MMT calls for fiscal dominance, whereby full-employment policies, such as Job Guaranty, are financed with money issuance. MMT relies on higher taxes or ex-ante review of spending priorities to ensure that inflation is kept in check. In other words, fiscal policy takes the lead in managing inflation and employment with the central bank playing only a supporting role.

According to the proposed model, money-financed deficits can bootstrap the economy to full employment, so MMT is correct in that respect. The problem is that money-financed deficits are always inflationary. To address this concern, MMT could change its position with respect to bond-financed deficits. Once the economy reaches full employment, fiscal deficits should be bond-financed. My bigger concern is that fiscal policy is controlled by the political branches of government that lack the statutory commitment to price stability. Delegating the central bank to second fiddle jeopardizes the very reason MMT policies are feasible in advanced economies. It is not beyond the scope of reason to expect domestic agents to switch to a different store of value for their asset money demand, unwinding Volker’s hard-won victory over inflation. No one, not even MMT, wants a return of a positively-sloped Phillips Curve, which is precisely the risk that comes with fiscal dominance!
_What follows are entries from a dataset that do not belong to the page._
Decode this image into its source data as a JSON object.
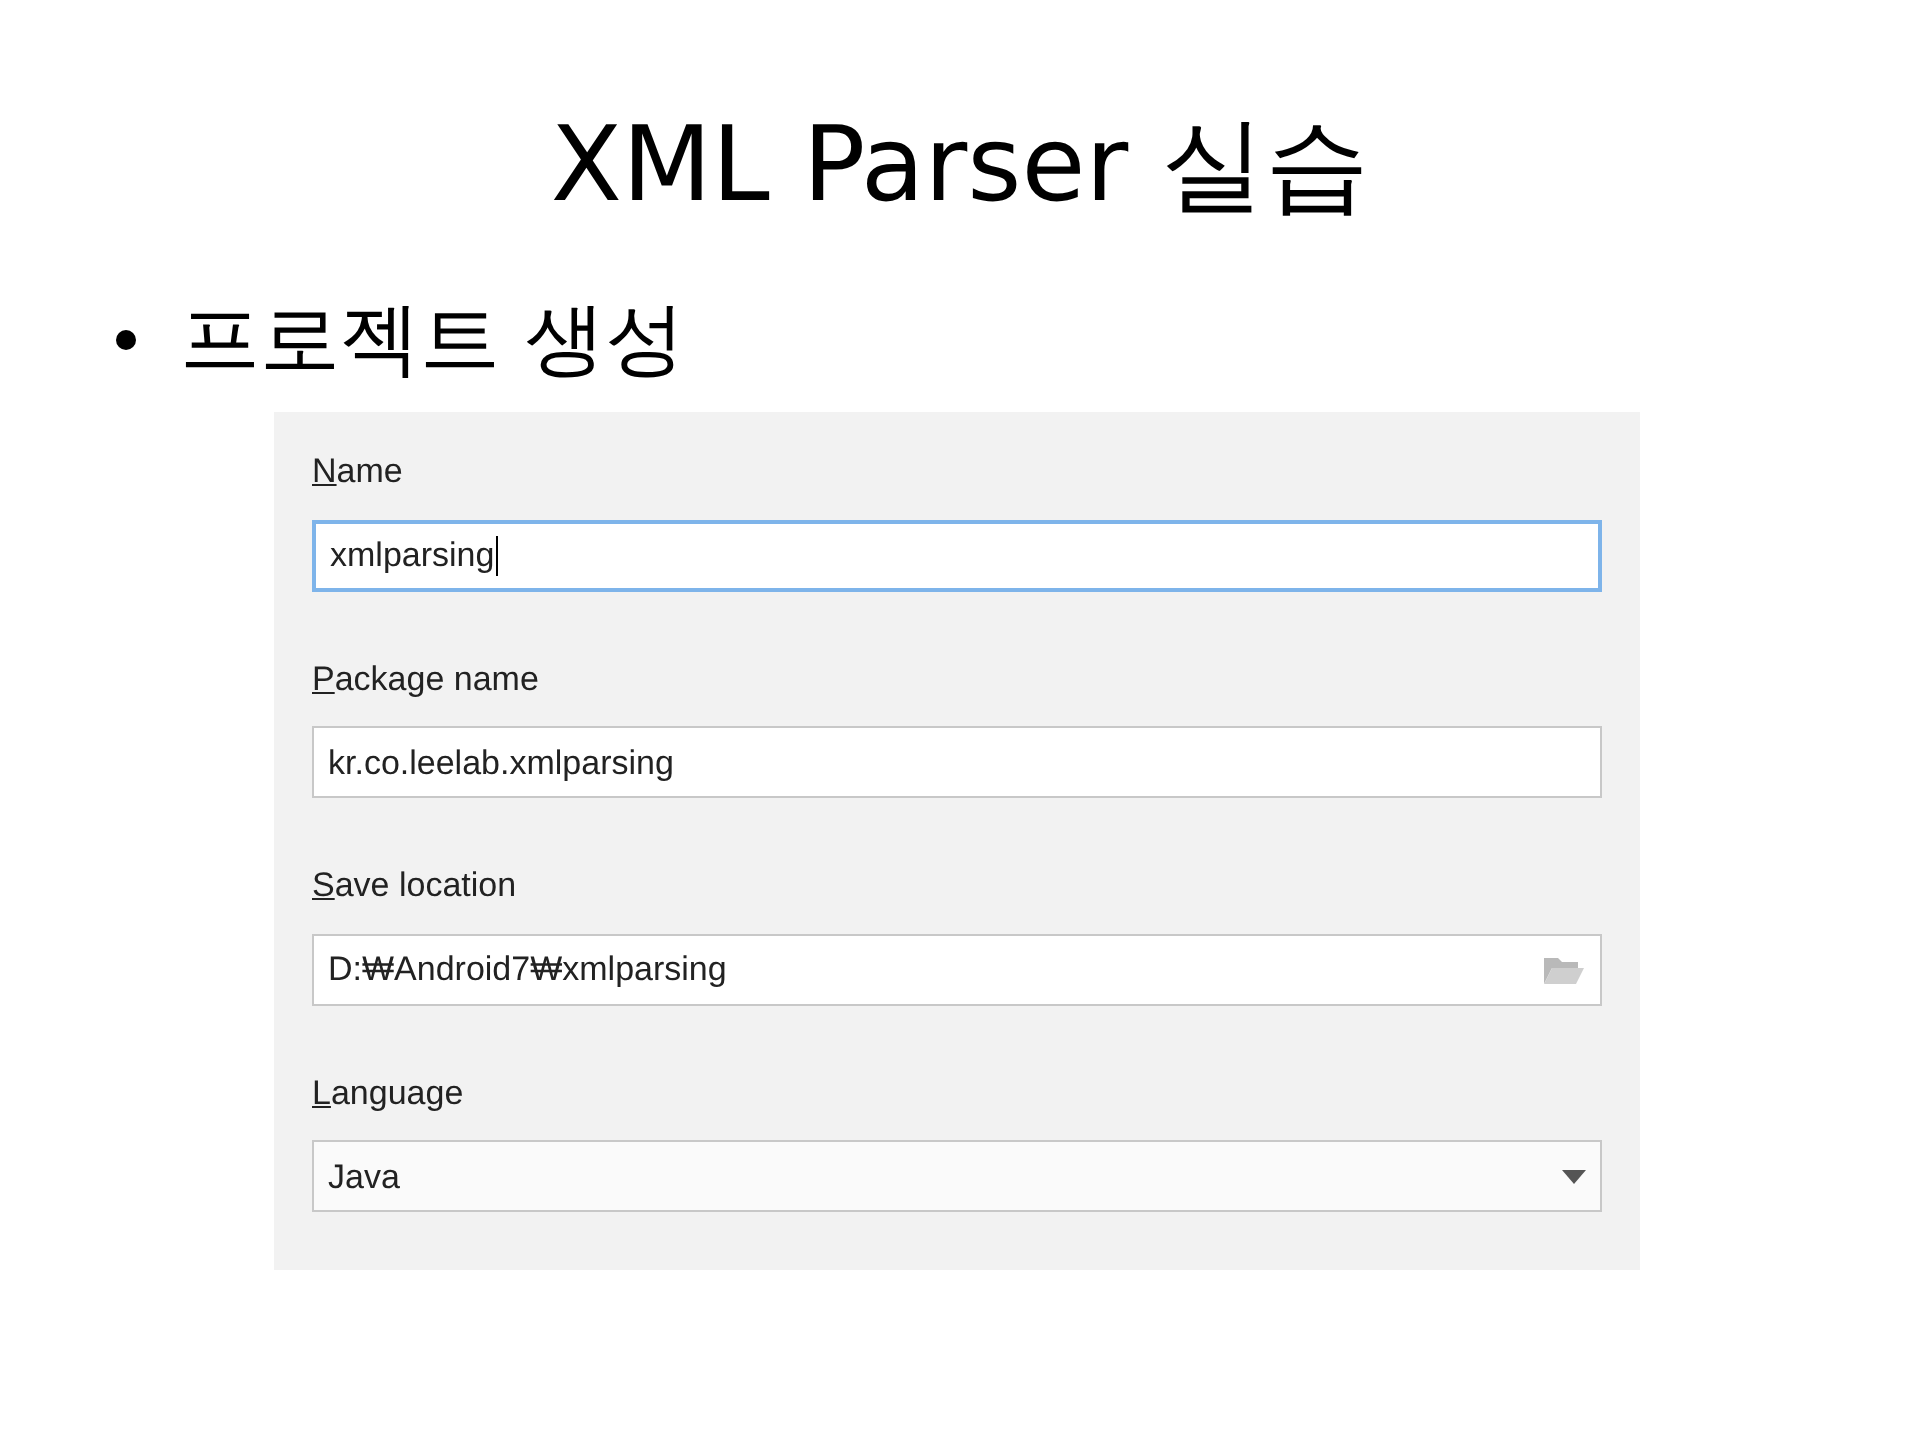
{
  "slide": {
    "title": "XML Parser 실습",
    "bullet": "프로젝트 생성"
  },
  "form": {
    "fields": [
      {
        "label": "Name",
        "kind": "text",
        "value": "xmlparsing",
        "focused": true
      },
      {
        "label": "Package name",
        "kind": "text",
        "value": "kr.co.leelab.xmlparsing",
        "focused": false
      },
      {
        "label": "Save location",
        "kind": "folder",
        "value": "D:₩Android7₩xmlparsing",
        "focused": false
      },
      {
        "label": "Language",
        "kind": "dropdown",
        "value": "Java",
        "focused": false
      }
    ]
  }
}
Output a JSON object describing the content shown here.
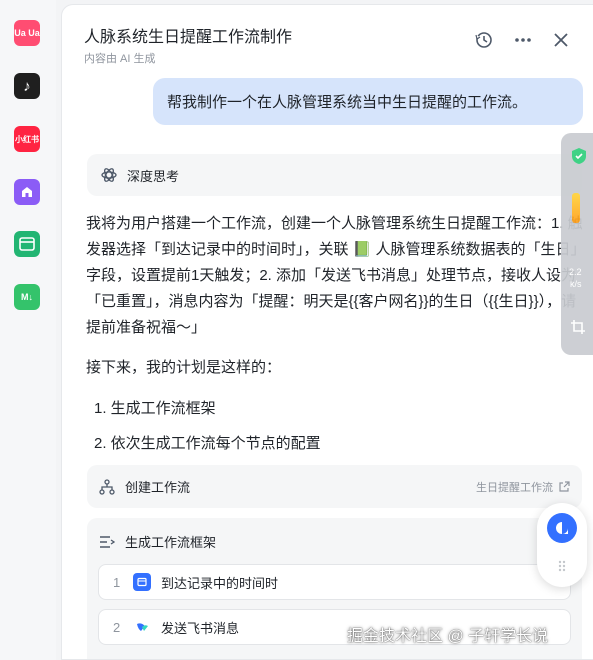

Instead, I call for central-bank dominance, whereby the central bank is vested with fiscal policy tools to ensure full employment. With respect to price stability, central banks have a powerful took kit, namely interest-rate targeting and balance-sheet management. Where central banks fall short is their full-employment mandate. Reliance on private debt to bootstrap the economy gives rise to asset bubbles and ultimately, puts the central bank on collisions course with ZLB. If the central bank has control over counter-cyclical fiscal spending programs, it can chose to monetize the respective deficits, thereby bootstrapping the economy without affecting capital markets and creating bubbles. As an added bonus, the central bank will no longer be constrained by ZLB.

Political control over government spending has always been the norm. On paper, this is intended to ensure that the costs and benefits of public spending are allocated in a democratic and fair manner. In practice, this is rarely the case because the political process is fraught with existing power structures, corruption and special interests, but I digress. A counter-cyclical fiscal program that does not afford its administrator with discretion over the allocation of costs and benefits could be safely delegated to technocrats at the central bank. For example, one-time tax refunds, unemployment benefits, temporary consumption and investment tax credits and why not, basic income. It’s all about handing-out central bank checks without the central bank having preferential control over who gets a check.

This, of course, must be accompanied with a strong full-employment mandate that explicitly defines the full-employment target. I would say that full employment means 0% long-term unemployment rate. If you’ve been looking for a job for at least 6 months, you ought to be able to find one.

Central bank dominance raises the possibility of a steady state at full employment without inflation or asset bubbles — that seems like a utopic dream. I believe it is possible, and unlike MMT, I believe the key to that world belongs with the central bank.

[1] Banks duration-match in order to hedge interest rate risk.



Thoughts on money and the economy. Follow @HPublius

Get the Medium app

A button that says 'Download on the App Store', and if clicked it will lead you to the iOS App store
A button that says 'Get it on, Google Play', and if clicked it will lead you to the Google Play store